Marlene Epp

The Conrad Grebel Review 19, no. 3 (Fall 2001)


The image of a “cup of cold water” is often used as a metaphor for acts of service or relief. The two cups of water held by Saleha Begum in the cover photo also suggest a dual act: she might be either giving or receiving that cup of cold water with both hands. Or, she might be offering one cup and receiving the other. That acts of service should carry some ambiguity about who receives and who gives, or that service in its ideal form is an engagement of equals, is suggested by several articles in this theme issue on “Theologies of Service.”

The first three articles were given as oral presentations at a May 2001 Women Doing Theology conference on the theme, Embracing Hope: Envisioning an Inclusive Theology of Service. The three authors, writing from different vantage points, offer varying perspectives on women and service. Mary T. Malone, who has explored the history of women in the early Christian church, argues that women’s service was considered as ‘natural’ as the rising and setting of the sun. Yet throughout history, there were women who did not accept definitions of female inferiority and who took service outside the hidden and private realm to engage in ‘charismatic moments of eschatological maximalism’.

Lydia Neufeld Harder, a Mennonite feminist theologian and biblical scholar, suggests that new images of service – a subversive song of hope – are required that move away from models of service as self-denying, as “giving away of one’s self.” Such models are troubling especially for women for whom service has come to mean “subservience and submission or else duty and guilt.” Harder examines those biblical texts that have been used to justify relationships of dominance and exclusion in acts of service and offers a rereading of scripture that introduces equality and mutual love into those relationships.
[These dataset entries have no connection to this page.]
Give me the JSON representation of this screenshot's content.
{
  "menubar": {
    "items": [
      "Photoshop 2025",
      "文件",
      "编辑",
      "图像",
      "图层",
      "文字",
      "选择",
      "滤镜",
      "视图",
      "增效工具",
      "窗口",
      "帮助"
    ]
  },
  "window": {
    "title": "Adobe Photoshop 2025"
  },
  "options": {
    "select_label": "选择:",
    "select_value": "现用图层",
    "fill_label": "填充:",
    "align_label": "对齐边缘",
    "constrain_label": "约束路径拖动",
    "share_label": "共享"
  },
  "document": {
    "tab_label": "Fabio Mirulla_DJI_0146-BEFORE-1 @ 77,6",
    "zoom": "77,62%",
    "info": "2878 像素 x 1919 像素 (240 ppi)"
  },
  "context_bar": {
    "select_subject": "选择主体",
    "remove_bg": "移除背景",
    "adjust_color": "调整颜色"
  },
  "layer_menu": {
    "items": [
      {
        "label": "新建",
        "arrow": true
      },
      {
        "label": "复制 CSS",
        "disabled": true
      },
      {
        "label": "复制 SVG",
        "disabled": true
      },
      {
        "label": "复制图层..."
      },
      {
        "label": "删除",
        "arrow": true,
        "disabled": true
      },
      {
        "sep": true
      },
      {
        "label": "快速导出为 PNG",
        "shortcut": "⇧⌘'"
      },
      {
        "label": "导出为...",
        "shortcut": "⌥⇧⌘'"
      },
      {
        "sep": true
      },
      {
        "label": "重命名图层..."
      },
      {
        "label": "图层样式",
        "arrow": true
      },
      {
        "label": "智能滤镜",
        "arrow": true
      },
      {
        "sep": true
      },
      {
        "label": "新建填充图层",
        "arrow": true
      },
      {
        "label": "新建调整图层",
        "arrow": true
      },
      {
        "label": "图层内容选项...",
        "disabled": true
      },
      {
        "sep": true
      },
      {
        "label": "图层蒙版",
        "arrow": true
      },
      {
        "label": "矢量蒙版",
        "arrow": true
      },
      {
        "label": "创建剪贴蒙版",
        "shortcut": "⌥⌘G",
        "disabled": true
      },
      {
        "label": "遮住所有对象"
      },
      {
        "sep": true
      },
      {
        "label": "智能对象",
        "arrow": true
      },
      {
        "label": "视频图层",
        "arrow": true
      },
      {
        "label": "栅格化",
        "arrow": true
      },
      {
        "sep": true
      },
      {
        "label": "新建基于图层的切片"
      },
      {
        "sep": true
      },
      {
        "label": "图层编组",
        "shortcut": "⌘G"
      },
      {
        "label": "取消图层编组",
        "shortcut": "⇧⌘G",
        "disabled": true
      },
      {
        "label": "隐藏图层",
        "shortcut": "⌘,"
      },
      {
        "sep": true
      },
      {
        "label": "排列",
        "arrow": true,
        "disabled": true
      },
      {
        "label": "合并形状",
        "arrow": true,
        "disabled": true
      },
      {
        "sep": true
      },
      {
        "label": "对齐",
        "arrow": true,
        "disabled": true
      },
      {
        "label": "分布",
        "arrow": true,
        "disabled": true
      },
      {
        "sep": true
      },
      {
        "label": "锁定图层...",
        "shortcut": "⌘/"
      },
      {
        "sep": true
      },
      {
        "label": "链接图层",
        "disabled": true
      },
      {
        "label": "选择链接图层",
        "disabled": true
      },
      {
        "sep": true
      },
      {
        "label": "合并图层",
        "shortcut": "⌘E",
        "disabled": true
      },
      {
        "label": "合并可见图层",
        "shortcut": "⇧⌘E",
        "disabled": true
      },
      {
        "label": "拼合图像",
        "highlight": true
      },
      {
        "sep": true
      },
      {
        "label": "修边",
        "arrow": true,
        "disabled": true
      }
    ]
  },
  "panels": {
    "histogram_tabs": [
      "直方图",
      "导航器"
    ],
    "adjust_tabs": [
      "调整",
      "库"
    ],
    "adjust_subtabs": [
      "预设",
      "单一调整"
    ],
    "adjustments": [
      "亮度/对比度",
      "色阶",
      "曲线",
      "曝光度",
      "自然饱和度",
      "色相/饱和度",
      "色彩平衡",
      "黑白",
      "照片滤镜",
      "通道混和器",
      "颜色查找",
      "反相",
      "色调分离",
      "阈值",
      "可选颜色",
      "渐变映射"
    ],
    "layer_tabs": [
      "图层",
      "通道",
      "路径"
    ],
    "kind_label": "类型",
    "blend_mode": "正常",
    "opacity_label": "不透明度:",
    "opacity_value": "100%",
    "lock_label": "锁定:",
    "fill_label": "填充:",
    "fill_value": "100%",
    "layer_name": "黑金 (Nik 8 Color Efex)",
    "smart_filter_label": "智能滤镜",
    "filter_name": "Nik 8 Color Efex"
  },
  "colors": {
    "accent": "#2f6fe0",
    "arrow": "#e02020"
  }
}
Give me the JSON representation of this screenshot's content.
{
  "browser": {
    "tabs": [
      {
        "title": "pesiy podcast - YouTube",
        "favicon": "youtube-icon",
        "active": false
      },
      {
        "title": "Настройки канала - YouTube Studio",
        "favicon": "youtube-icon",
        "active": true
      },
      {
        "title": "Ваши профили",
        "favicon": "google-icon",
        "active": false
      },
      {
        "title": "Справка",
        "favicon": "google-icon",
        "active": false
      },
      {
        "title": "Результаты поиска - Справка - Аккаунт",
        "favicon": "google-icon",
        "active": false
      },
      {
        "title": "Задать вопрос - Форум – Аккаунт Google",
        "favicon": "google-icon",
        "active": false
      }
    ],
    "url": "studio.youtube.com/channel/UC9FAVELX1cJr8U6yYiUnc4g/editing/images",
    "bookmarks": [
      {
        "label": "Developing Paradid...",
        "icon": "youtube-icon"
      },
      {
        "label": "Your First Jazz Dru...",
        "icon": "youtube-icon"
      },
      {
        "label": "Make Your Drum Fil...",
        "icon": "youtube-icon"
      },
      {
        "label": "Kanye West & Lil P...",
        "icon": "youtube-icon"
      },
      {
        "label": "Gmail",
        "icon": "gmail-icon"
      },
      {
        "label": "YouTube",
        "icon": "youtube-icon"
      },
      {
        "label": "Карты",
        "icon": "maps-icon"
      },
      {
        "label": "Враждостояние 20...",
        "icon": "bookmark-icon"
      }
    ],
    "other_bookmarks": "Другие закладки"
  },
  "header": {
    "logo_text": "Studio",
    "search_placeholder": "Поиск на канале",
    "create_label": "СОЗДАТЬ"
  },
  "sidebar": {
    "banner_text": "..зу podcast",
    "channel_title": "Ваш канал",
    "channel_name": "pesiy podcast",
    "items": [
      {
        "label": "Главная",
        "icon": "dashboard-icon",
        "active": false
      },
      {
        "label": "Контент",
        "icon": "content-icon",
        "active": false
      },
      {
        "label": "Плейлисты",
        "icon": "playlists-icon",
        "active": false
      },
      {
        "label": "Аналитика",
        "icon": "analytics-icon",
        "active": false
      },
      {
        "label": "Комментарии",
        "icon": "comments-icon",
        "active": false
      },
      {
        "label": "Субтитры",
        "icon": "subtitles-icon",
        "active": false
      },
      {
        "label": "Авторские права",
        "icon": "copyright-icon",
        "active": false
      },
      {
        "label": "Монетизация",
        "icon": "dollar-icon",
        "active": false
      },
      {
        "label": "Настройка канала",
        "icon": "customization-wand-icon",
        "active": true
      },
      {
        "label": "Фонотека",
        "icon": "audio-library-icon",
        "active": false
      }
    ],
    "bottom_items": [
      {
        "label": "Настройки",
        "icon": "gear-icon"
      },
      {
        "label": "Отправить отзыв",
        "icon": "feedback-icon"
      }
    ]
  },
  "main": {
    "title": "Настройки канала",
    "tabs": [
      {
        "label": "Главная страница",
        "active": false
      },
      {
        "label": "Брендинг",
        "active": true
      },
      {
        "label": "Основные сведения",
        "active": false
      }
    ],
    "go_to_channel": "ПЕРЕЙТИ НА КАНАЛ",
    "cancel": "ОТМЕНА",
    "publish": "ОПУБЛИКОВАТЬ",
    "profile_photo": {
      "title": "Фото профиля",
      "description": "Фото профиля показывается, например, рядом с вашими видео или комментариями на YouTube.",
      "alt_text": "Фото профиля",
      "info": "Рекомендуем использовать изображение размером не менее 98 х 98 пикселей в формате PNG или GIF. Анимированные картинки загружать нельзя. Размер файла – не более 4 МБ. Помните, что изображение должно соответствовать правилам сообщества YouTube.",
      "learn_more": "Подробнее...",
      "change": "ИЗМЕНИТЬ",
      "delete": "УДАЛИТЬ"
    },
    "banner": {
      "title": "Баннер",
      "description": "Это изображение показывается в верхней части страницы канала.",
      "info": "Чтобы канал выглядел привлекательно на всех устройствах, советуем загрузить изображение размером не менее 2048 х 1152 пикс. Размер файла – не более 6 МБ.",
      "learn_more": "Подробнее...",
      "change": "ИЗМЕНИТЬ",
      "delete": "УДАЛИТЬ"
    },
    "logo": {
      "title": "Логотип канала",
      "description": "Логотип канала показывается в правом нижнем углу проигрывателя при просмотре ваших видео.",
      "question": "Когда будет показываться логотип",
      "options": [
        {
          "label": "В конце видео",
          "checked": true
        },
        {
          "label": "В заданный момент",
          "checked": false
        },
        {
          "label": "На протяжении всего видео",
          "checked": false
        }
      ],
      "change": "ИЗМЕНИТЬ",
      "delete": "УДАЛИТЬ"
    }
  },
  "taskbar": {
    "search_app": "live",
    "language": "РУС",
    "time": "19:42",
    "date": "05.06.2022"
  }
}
Alix Lozano, a theologian who directs the Mennonite seminary in Colombia, writes from a societal context where multi-dimensional violence, poverty, and marginalization offer particular challenges to those struggling to live out service inclusively. She observes that the biblical ‘Jubilee’ is providing Christians in Colombia with a movement of “hope, struggle and popular utopia” against the current anti-jubilary (dis)order.

Two papers that were not part of the above conference fit well into this issue as they address other aspects of the overall theme. Mennonites spend a great deal of time doing service, but put considerably less effort into theorizing about it. Gerald W. Schlabach, a practitioner and theologian, found himself in “the belly of a paradox” as he reflected on his own service-work for Mennonite Central Committee alongside his compulsion to write about service theologically. Judy Zimmerman Herr and Robert Herr also balance praxis with theory in their examination of the relief and service mandate of Mennonite Central Committee (MCC). Using a postmodern framework, they suggest that the work of MCC must find particular narratives or stories within specific contexts, yet motivated by a more explicit ‘Mennonite social teaching’. The authors then summarize the implications for MCC’s current program. We hope to carry an overall response to these various ‘theologies’ of service in the next issue of the Conrad Grebel Review (CGR).

Mennonites have overwhelmingly thought of service in terms of acts towards and with other people. Attitudes and acts in regard to the natural world and the environment have figured much less prominently in models of service, if at all. While not intentionally included as a ‘theology of service’, Di Brandt’s poem sequence, “Dreamsongs for Eden” are a fitting link that may prompt readers to stretch their imaginations on this issue’s theme.

In the Responses section, we atypically include a response to a book review that appeared in the previous CGR. Recent books by two of the main contributors to this issue – Malone and Harder – are reviewed in the book review section, along with an eclectic assortment of others. As well, with this issue, I welcome Carol Lichti to the The Conrad Grebel Review team as circulation and office manager.